**Aim of the task:**
Write the data out in full and word for word. Do not include images.

**Record extracts:**
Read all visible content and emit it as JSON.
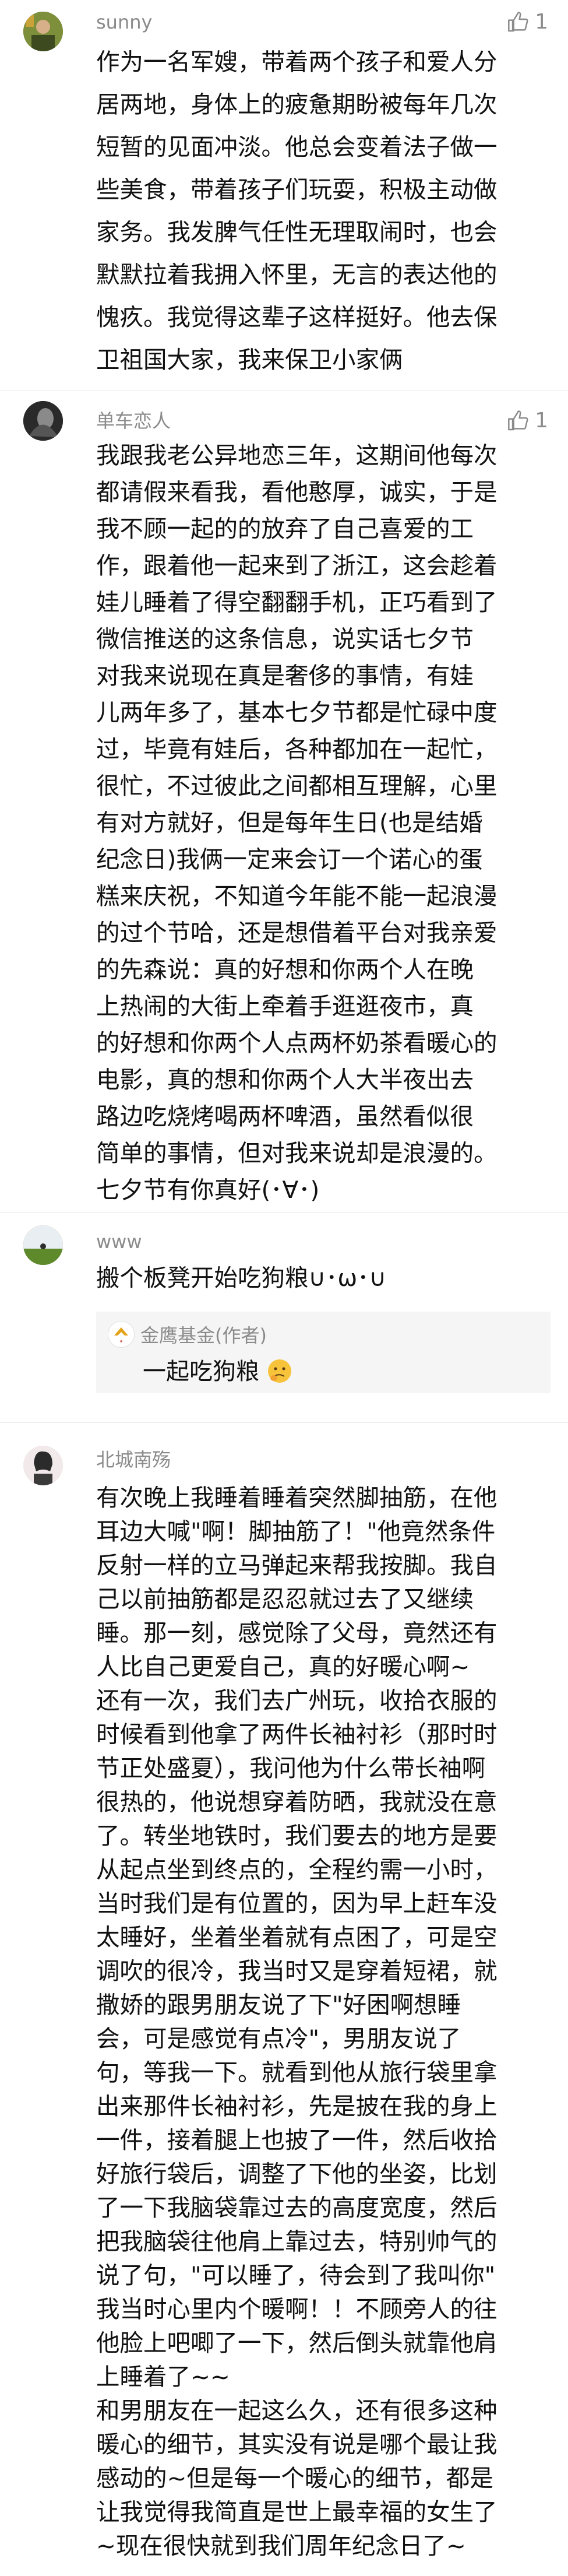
{
  "colors": {
    "username": "#8b8b8b",
    "text": "#111111",
    "divider": "#e6e6e6",
    "reply_bg": "#f5f5f5"
  },
  "comments": [
    {
      "username": "sunny",
      "likes": "1",
      "lines": [
        "作为一名军嫂，带着两个孩子和爱人分",
        "居两地，身体上的疲惫期盼被每年几次",
        "短暂的见面冲淡。他总会变着法子做一",
        "些美食，带着孩子们玩耍，积极主动做",
        "家务。我发脾气任性无理取闹时，也会",
        "默默拉着我拥入怀里，无言的表达他的",
        "愧疚。我觉得这辈子这样挺好。他去保",
        "卫祖国大家，我来保卫小家俩"
      ]
    },
    {
      "username": "单车恋人",
      "likes": "1",
      "lines": [
        "我跟我老公异地恋三年，这期间他每次",
        "都请假来看我，看他憨厚，诚实，于是",
        "我不顾一起的的放弃了自己喜爱的工",
        "作，跟着他一起来到了浙江，这会趁着",
        "娃儿睡着了得空翻翻手机，正巧看到了",
        "微信推送的这条信息，说实话七夕节",
        "对我来说现在真是奢侈的事情，有娃",
        "儿两年多了，基本七夕节都是忙碌中度",
        "过，毕竟有娃后，各种都加在一起忙，",
        "很忙，不过彼此之间都相互理解，心里",
        "有对方就好，但是每年生日(也是结婚",
        "纪念日)我俩一定来会订一个诺心的蛋",
        "糕来庆祝，不知道今年能不能一起浪漫",
        "的过个节哈，还是想借着平台对我亲爱",
        "的先森说：真的好想和你两个人在晚",
        "上热闹的大街上牵着手逛逛夜市，真",
        "的好想和你两个人点两杯奶茶看暖心的",
        "电影，真的想和你两个人大半夜出去",
        "路边吃烧烤喝两杯啤酒，虽然看似很",
        "简单的事情，但对我来说却是浪漫的。",
        "七夕节有你真好(･∀･)"
      ]
    },
    {
      "username": "www",
      "lines": [
        "搬个板凳开始吃狗粮∪･ω･∪"
      ],
      "reply": {
        "author": "金鹰基金(作者)",
        "text": "一起吃狗粮"
      }
    },
    {
      "username": "北城南殇",
      "lines": [
        "有次晚上我睡着睡着突然脚抽筋，在他",
        "耳边大喊\"啊！脚抽筋了！\"他竟然条件",
        "反射一样的立马弹起来帮我按脚。我自",
        "己以前抽筋都是忍忍就过去了又继续",
        "睡。那一刻，感觉除了父母，竟然还有",
        "人比自己更爱自己，真的好暖心啊~",
        "还有一次，我们去广州玩，收拾衣服的",
        "时候看到他拿了两件长袖衬衫（那时时",
        "节正处盛夏），我问他为什么带长袖啊",
        "很热的，他说想穿着防晒，我就没在意",
        "了。转坐地铁时，我们要去的地方是要",
        "从起点坐到终点的，全程约需一小时，",
        "当时我们是有位置的，因为早上赶车没",
        "太睡好，坐着坐着就有点困了，可是空",
        "调吹的很冷，我当时又是穿着短裙，就",
        "撒娇的跟男朋友说了下\"好困啊想睡",
        "会，可是感觉有点冷\"，男朋友说了",
        "句，等我一下。就看到他从旅行袋里拿",
        "出来那件长袖衬衫，先是披在我的身上",
        "一件，接着腿上也披了一件，然后收拾",
        "好旅行袋后，调整了下他的坐姿，比划",
        "了一下我脑袋靠过去的高度宽度，然后",
        "把我脑袋往他肩上靠过去，特别帅气的",
        "说了句，\"可以睡了，待会到了我叫你\"",
        "我当时心里内个暖啊！！不顾旁人的往",
        "他脸上吧唧了一下，然后倒头就靠他肩",
        "上睡着了~~",
        "和男朋友在一起这么久，还有很多这种",
        "暖心的细节，其实没有说是哪个最让我",
        "感动的~但是每一个暖心的细节，都是",
        "让我觉得我简直是世上最幸福的女生了",
        "~现在很快就到我们周年纪念日了~"
      ]
    }
  ]
}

**Written solution:**
Read all visible content and emit it as JSON.
{
  "colors": {
    "username": "#8b8b8b",
    "text": "#111111",
    "divider": "#e6e6e6",
    "reply_bg": "#f5f5f5"
  },
  "comments": [
    {
      "username": "sunny",
      "likes": "1",
      "lines": [
        "作为一名军嫂，带着两个孩子和爱人分",
        "居两地，身体上的疲惫期盼被每年几次",
        "短暂的见面冲淡。他总会变着法子做一",
        "些美食，带着孩子们玩耍，积极主动做",
        "家务。我发脾气任性无理取闹时，也会",
        "默默拉着我拥入怀里，无言的表达他的",
        "愧疚。我觉得这辈子这样挺好。他去保",
        "卫祖国大家，我来保卫小家俩"
      ]
    },
    {
      "username": "单车恋人",
      "likes": "1",
      "lines": [
        "我跟我老公异地恋三年，这期间他每次",
        "都请假来看我，看他憨厚，诚实，于是",
        "我不顾一起的的放弃了自己喜爱的工",
        "作，跟着他一起来到了浙江，这会趁着",
        "娃儿睡着了得空翻翻手机，正巧看到了",
        "微信推送的这条信息，说实话七夕节",
        "对我来说现在真是奢侈的事情，有娃",
        "儿两年多了，基本七夕节都是忙碌中度",
        "过，毕竟有娃后，各种都加在一起忙，",
        "很忙，不过彼此之间都相互理解，心里",
        "有对方就好，但是每年生日(也是结婚",
        "纪念日)我俩一定来会订一个诺心的蛋",
        "糕来庆祝，不知道今年能不能一起浪漫",
        "的过个节哈，还是想借着平台对我亲爱",
        "的先森说：真的好想和你两个人在晚",
        "上热闹的大街上牵着手逛逛夜市，真",
        "的好想和你两个人点两杯奶茶看暖心的",
        "电影，真的想和你两个人大半夜出去",
        "路边吃烧烤喝两杯啤酒，虽然看似很",
        "简单的事情，但对我来说却是浪漫的。",
        "七夕节有你真好(･∀･)"
      ]
    },
    {
      "username": "www",
      "lines": [
        "搬个板凳开始吃狗粮∪･ω･∪"
      ],
      "reply": {
        "author": "金鹰基金(作者)",
        "text": "一起吃狗粮"
      }
    },
    {
      "username": "北城南殇",
      "lines": [
        "有次晚上我睡着睡着突然脚抽筋，在他",
        "耳边大喊\"啊！脚抽筋了！\"他竟然条件",
        "反射一样的立马弹起来帮我按脚。我自",
        "己以前抽筋都是忍忍就过去了又继续",
        "睡。那一刻，感觉除了父母，竟然还有",
        "人比自己更爱自己，真的好暖心啊~",
        "还有一次，我们去广州玩，收拾衣服的",
        "时候看到他拿了两件长袖衬衫（那时时",
        "节正处盛夏），我问他为什么带长袖啊",
        "很热的，他说想穿着防晒，我就没在意",
        "了。转坐地铁时，我们要去的地方是要",
        "从起点坐到终点的，全程约需一小时，",
        "当时我们是有位置的，因为早上赶车没",
        "太睡好，坐着坐着就有点困了，可是空",
        "调吹的很冷，我当时又是穿着短裙，就",
        "撒娇的跟男朋友说了下\"好困啊想睡",
        "会，可是感觉有点冷\"，男朋友说了",
        "句，等我一下。就看到他从旅行袋里拿",
        "出来那件长袖衬衫，先是披在我的身上",
        "一件，接着腿上也披了一件，然后收拾",
        "好旅行袋后，调整了下他的坐姿，比划",
        "了一下我脑袋靠过去的高度宽度，然后",
        "把我脑袋往他肩上靠过去，特别帅气的",
        "说了句，\"可以睡了，待会到了我叫你\"",
        "我当时心里内个暖啊！！不顾旁人的往",
        "他脸上吧唧了一下，然后倒头就靠他肩",
        "上睡着了~~",
        "和男朋友在一起这么久，还有很多这种",
        "暖心的细节，其实没有说是哪个最让我",
        "感动的~但是每一个暖心的细节，都是",
        "让我觉得我简直是世上最幸福的女生了",
        "~现在很快就到我们周年纪念日了~"
      ]
    }
  ]
}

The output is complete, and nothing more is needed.